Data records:
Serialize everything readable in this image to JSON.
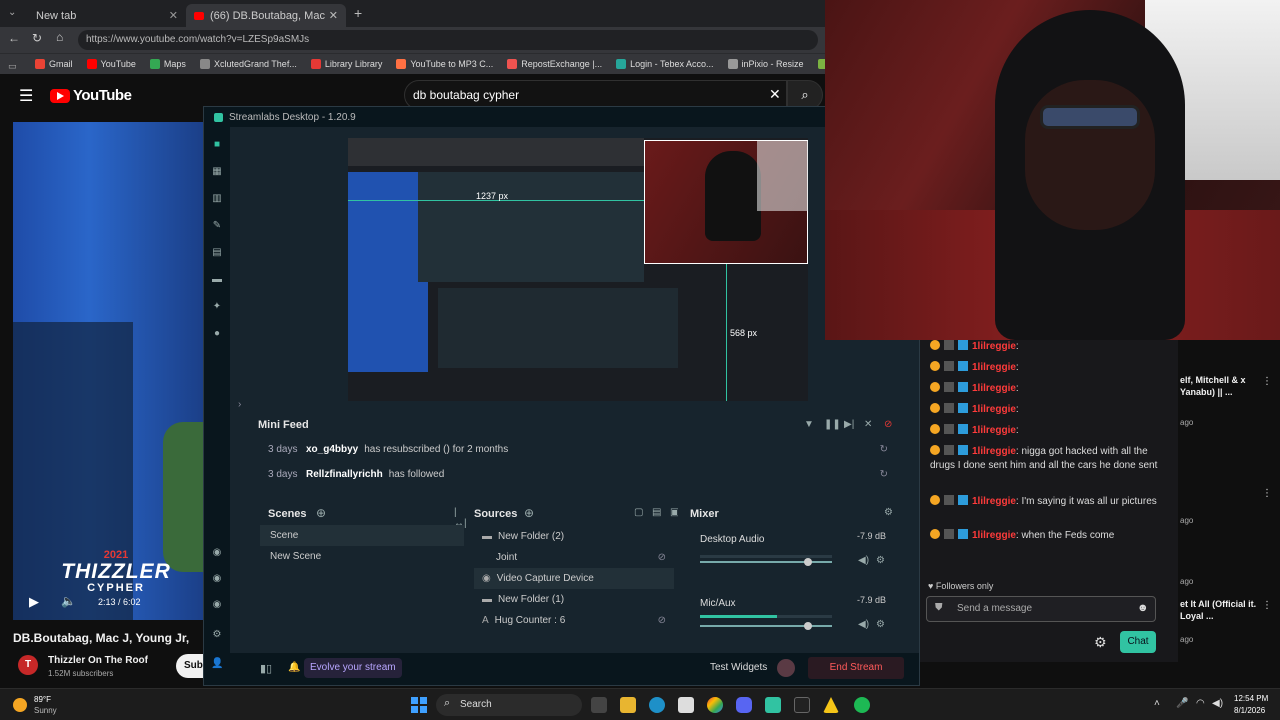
{
  "chrome": {
    "tabs": [
      {
        "label": "New tab"
      },
      {
        "label": "(66) DB.Boutabag, Mac J, Young J..."
      }
    ],
    "url": "https://www.youtube.com/watch?v=LZESp9aSMJs",
    "bookmarks": [
      {
        "label": "Gmail",
        "color": "#ea4335"
      },
      {
        "label": "YouTube",
        "color": "#ff0000"
      },
      {
        "label": "Maps",
        "color": "#34a853"
      },
      {
        "label": "XclutedGrand Thef...",
        "color": "#888"
      },
      {
        "label": "Library Library",
        "color": "#e53935"
      },
      {
        "label": "YouTube to MP3 C...",
        "color": "#ff7043"
      },
      {
        "label": "RepostExchange |...",
        "color": "#ef5350"
      },
      {
        "label": "Login - Tebex Acco...",
        "color": "#26a69a"
      },
      {
        "label": "inPixio - Resize",
        "color": "#999"
      },
      {
        "label": "Twitch Emote R...",
        "color": "#7cb342"
      }
    ]
  },
  "youtube": {
    "logo": "YouTube",
    "search": "db boutabag cypher",
    "video_title": "DB.Boutabag, Mac J, Young Jr,",
    "channel": "Thizzler On The Roof",
    "subscribers": "1.52M subscribers",
    "subscribe_label": "Sub",
    "time": "2:13 / 6:02",
    "thumb_year": "2021",
    "thumb_title": "THIZZLER",
    "thumb_sub": "CYPHER",
    "side_videos": [
      {
        "title": "elf, Mitchell & x Yanabu) || ...",
        "age": "ago"
      },
      {
        "title": "",
        "age": "ago"
      },
      {
        "title": "",
        "age": "ago"
      },
      {
        "title": "et It All (Official it. Loyal ...",
        "age": "ago"
      }
    ]
  },
  "streamlabs": {
    "title": "Streamlabs Desktop - 1.20.9",
    "preview_text_1": "1237 px",
    "preview_text_2": "568 px",
    "mini_feed": {
      "title": "Mini Feed",
      "events": [
        {
          "time": "3 days",
          "user": "xo_g4bbyy",
          "text": "has resubscribed () for 2 months"
        },
        {
          "time": "3 days",
          "user": "Rellzfinallyrichh",
          "text": "has followed"
        }
      ]
    },
    "scenes": {
      "title": "Scenes",
      "items": [
        "Scene",
        "New Scene"
      ]
    },
    "sources": {
      "title": "Sources",
      "items": [
        "New Folder (2)",
        "Joint",
        "Video Capture Device",
        "New Folder (1)",
        "Hug Counter : 6"
      ]
    },
    "mixer": {
      "title": "Mixer",
      "channels": [
        {
          "name": "Desktop Audio",
          "db": "-7.9 dB",
          "level": 0.0
        },
        {
          "name": "Mic/Aux",
          "db": "-7.9 dB",
          "level": 0.58
        }
      ]
    },
    "footer": {
      "evolve": "Evolve your stream",
      "test_widgets": "Test Widgets",
      "end_stream": "End Stream"
    }
  },
  "chat": {
    "messages": [
      {
        "user": "1lilreggie",
        "text": ":"
      },
      {
        "user": "1lilreggie",
        "text": ":"
      },
      {
        "user": "1lilreggie",
        "text": ":"
      },
      {
        "user": "1lilreggie",
        "text": ":"
      },
      {
        "user": "1lilreggie",
        "text": ":"
      },
      {
        "user": "1lilreggie",
        "text": ": nigga got hacked with all the drugs I done sent him and all the cars he done sent"
      },
      {
        "user": "1lilreggie",
        "text": ": I'm saying it was all ur pictures"
      },
      {
        "user": "1lilreggie",
        "text": ": when the Feds come"
      }
    ],
    "followers_only": "Followers only",
    "placeholder": "Send a message",
    "chat_button": "Chat"
  },
  "taskbar": {
    "weather_temp": "89°F",
    "weather_desc": "Sunny",
    "search": "Search",
    "time": "12:54 PM",
    "date": "8/1/2026"
  }
}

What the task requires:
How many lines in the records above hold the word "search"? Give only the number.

Response to the task:
2